▸ Your objective:
Which lines of the entries below contain the string "JSON"? Copy each one.

▸ Records for this task:

****************

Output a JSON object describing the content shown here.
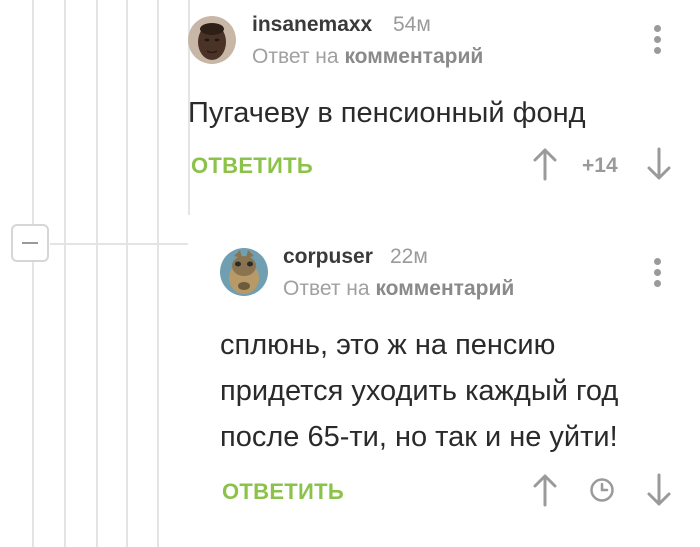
{
  "thread": {
    "collapse_icon": "minus-icon"
  },
  "comments": [
    {
      "author": "insanemaxx",
      "time": "54м",
      "reply_prefix": "Ответ на",
      "reply_target": "комментарий",
      "text": "Пугачеву в пенсионный фонд",
      "reply_label": "ОТВЕТИТЬ",
      "rating": "+14"
    },
    {
      "author": "corpuser",
      "time": "22м",
      "reply_prefix": "Ответ на",
      "reply_target": "комментарий",
      "text_lines": [
        "сплюнь, это ж  на пенсию",
        "придется уходить каждый год",
        "после 65-ти, но так и не уйти!"
      ],
      "reply_label": "ОТВЕТИТЬ"
    }
  ],
  "colors": {
    "accent": "#8bc34a",
    "muted": "#9a9a9a",
    "text": "#2a2a2a"
  }
}
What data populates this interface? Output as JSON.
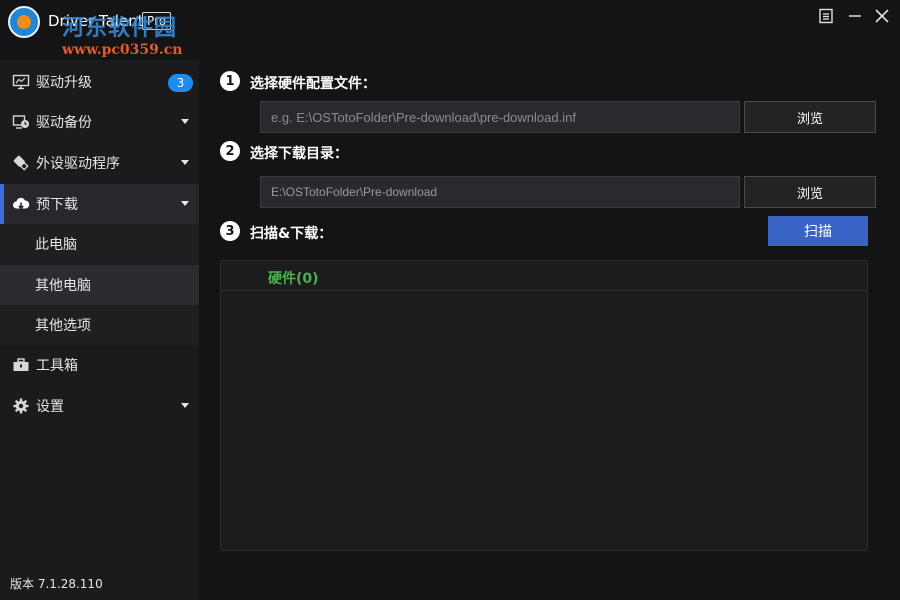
{
  "app": {
    "title": "Driver Talent",
    "edition": "Pro",
    "watermark_title": "河东软件园",
    "watermark_url": "www.pc0359.cn"
  },
  "window_controls": {
    "menu_icon": "menu-icon",
    "minimize_icon": "minimize-icon",
    "close_icon": "close-icon"
  },
  "sidebar": {
    "items": [
      {
        "label": "驱动升级",
        "icon": "monitor-icon",
        "badge": "3"
      },
      {
        "label": "驱动备份",
        "icon": "backup-clock-icon"
      },
      {
        "label": "外设驱动程序",
        "icon": "usb-device-icon"
      },
      {
        "label": "预下载",
        "icon": "cloud-download-icon"
      },
      {
        "label": "工具箱",
        "icon": "toolbox-icon"
      },
      {
        "label": "设置",
        "icon": "gear-icon"
      }
    ],
    "sub_items": [
      {
        "label": "此电脑"
      },
      {
        "label": "其他电脑"
      },
      {
        "label": "其他选项"
      }
    ],
    "version": "版本 7.1.28.110"
  },
  "main": {
    "steps": [
      {
        "num": "1",
        "label": "选择硬件配置文件："
      },
      {
        "num": "2",
        "label": "选择下载目录："
      },
      {
        "num": "3",
        "label": "扫描&下载："
      }
    ],
    "config_file_placeholder": "e.g. E:\\OSTotoFolder\\Pre-download\\pre-download.inf",
    "download_dir_value": "E:\\OSTotoFolder\\Pre-download",
    "browse_label": "浏览",
    "scan_label": "扫描",
    "hardware_header": "硬件(0)"
  },
  "colors": {
    "accent_blue": "#3a63c6",
    "badge_blue": "#1c8cf0",
    "active_bar": "#3b6fe0",
    "hardware_green": "#4caf50"
  }
}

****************

▸ Written response:
Output a JSON object describing the content shown here.
What data populates this interface? Output as JSON.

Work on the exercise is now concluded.